START MATERIAL PROVIDED

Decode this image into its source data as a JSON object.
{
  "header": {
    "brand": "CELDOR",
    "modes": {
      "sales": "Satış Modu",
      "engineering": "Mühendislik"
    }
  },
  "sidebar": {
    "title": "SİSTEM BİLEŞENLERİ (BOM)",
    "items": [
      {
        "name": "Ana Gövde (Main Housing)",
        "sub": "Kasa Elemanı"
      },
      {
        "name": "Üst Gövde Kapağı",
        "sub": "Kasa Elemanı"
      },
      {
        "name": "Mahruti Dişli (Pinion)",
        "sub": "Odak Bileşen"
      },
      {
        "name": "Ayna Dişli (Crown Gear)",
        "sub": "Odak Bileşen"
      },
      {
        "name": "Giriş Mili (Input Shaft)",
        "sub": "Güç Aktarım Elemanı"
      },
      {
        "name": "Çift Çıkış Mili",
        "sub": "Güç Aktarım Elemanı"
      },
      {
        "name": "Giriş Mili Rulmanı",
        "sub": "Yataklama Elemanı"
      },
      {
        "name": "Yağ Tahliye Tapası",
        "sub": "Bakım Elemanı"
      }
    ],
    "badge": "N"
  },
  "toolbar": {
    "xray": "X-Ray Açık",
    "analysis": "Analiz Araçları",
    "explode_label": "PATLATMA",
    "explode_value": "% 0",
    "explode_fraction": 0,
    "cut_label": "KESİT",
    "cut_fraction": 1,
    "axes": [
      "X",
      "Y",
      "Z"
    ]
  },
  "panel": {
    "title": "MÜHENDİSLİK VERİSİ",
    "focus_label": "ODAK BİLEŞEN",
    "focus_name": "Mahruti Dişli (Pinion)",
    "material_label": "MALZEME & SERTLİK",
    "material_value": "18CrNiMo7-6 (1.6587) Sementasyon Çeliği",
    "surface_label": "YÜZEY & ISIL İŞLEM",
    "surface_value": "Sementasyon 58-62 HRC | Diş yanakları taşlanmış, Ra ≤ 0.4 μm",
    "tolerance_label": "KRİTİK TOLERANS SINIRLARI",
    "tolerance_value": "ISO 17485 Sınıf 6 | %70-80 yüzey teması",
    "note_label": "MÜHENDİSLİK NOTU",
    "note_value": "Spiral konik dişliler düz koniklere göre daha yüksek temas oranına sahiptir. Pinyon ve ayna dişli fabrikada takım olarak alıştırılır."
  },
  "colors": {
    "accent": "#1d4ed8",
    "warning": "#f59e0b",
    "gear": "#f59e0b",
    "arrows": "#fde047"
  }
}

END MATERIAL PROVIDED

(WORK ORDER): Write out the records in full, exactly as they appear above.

(SOLUTION FOR THIS PROBLEM):
Decode this image into its source data as a JSON object.
{
  "header": {
    "brand": "CELDOR",
    "modes": {
      "sales": "Satış Modu",
      "engineering": "Mühendislik"
    }
  },
  "sidebar": {
    "title": "SİSTEM BİLEŞENLERİ (BOM)",
    "items": [
      {
        "name": "Ana Gövde (Main Housing)",
        "sub": "Kasa Elemanı"
      },
      {
        "name": "Üst Gövde Kapağı",
        "sub": "Kasa Elemanı"
      },
      {
        "name": "Mahruti Dişli (Pinion)",
        "sub": "Odak Bileşen"
      },
      {
        "name": "Ayna Dişli (Crown Gear)",
        "sub": "Odak Bileşen"
      },
      {
        "name": "Giriş Mili (Input Shaft)",
        "sub": "Güç Aktarım Elemanı"
      },
      {
        "name": "Çift Çıkış Mili",
        "sub": "Güç Aktarım Elemanı"
      },
      {
        "name": "Giriş Mili Rulmanı",
        "sub": "Yataklama Elemanı"
      },
      {
        "name": "Yağ Tahliye Tapası",
        "sub": "Bakım Elemanı"
      }
    ],
    "badge": "N"
  },
  "toolbar": {
    "xray": "X-Ray Açık",
    "analysis": "Analiz Araçları",
    "explode_label": "PATLATMA",
    "explode_value": "% 0",
    "explode_fraction": 0,
    "cut_label": "KESİT",
    "cut_fraction": 1,
    "axes": [
      "X",
      "Y",
      "Z"
    ]
  },
  "panel": {
    "title": "MÜHENDİSLİK VERİSİ",
    "focus_label": "ODAK BİLEŞEN",
    "focus_name": "Mahruti Dişli (Pinion)",
    "material_label": "MALZEME & SERTLİK",
    "material_value": "18CrNiMo7-6 (1.6587) Sementasyon Çeliği",
    "surface_label": "YÜZEY & ISIL İŞLEM",
    "surface_value": "Sementasyon 58-62 HRC | Diş yanakları taşlanmış, Ra ≤ 0.4 μm",
    "tolerance_label": "KRİTİK TOLERANS SINIRLARI",
    "tolerance_value": "ISO 17485 Sınıf 6 | %70-80 yüzey teması",
    "note_label": "MÜHENDİSLİK NOTU",
    "note_value": "Spiral konik dişliler düz koniklere göre daha yüksek temas oranına sahiptir. Pinyon ve ayna dişli fabrikada takım olarak alıştırılır."
  },
  "colors": {
    "accent": "#1d4ed8",
    "warning": "#f59e0b",
    "gear": "#f59e0b",
    "arrows": "#fde047"
  }
}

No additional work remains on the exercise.